**EXERCISE OBJECTIVE**
Every entry below, from first to last, should be copied exactly.

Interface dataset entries

+--

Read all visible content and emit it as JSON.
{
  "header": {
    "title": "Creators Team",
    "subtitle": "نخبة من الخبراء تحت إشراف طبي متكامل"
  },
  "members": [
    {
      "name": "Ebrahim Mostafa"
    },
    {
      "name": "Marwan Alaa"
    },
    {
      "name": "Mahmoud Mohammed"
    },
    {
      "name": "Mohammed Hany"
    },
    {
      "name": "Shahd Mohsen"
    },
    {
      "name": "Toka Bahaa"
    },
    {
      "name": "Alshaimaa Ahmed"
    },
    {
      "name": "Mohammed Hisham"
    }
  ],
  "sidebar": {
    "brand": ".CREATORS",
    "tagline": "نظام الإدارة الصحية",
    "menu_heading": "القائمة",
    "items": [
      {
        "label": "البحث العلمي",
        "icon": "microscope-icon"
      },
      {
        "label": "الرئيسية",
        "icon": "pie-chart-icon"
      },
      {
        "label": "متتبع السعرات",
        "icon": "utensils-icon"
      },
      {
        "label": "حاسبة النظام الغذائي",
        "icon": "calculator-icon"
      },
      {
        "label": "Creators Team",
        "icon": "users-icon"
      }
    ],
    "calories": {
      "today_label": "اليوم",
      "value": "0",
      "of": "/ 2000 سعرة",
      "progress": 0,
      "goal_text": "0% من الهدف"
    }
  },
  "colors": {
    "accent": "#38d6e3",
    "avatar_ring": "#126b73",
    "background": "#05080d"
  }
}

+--

**ANSWER BELOW**
Read all visible content and emit it as JSON.
{
  "header": {
    "title": "Creators Team",
    "subtitle": "نخبة من الخبراء تحت إشراف طبي متكامل"
  },
  "members": [
    {
      "name": "Ebrahim Mostafa"
    },
    {
      "name": "Marwan Alaa"
    },
    {
      "name": "Mahmoud Mohammed"
    },
    {
      "name": "Mohammed Hany"
    },
    {
      "name": "Shahd Mohsen"
    },
    {
      "name": "Toka Bahaa"
    },
    {
      "name": "Alshaimaa Ahmed"
    },
    {
      "name": "Mohammed Hisham"
    }
  ],
  "sidebar": {
    "brand": ".CREATORS",
    "tagline": "نظام الإدارة الصحية",
    "menu_heading": "القائمة",
    "items": [
      {
        "label": "البحث العلمي",
        "icon": "microscope-icon"
      },
      {
        "label": "الرئيسية",
        "icon": "pie-chart-icon"
      },
      {
        "label": "متتبع السعرات",
        "icon": "utensils-icon"
      },
      {
        "label": "حاسبة النظام الغذائي",
        "icon": "calculator-icon"
      },
      {
        "label": "Creators Team",
        "icon": "users-icon"
      }
    ],
    "calories": {
      "today_label": "اليوم",
      "value": "0",
      "of": "/ 2000 سعرة",
      "progress": 0,
      "goal_text": "0% من الهدف"
    }
  },
  "colors": {
    "accent": "#38d6e3",
    "avatar_ring": "#126b73",
    "background": "#05080d"
  }
}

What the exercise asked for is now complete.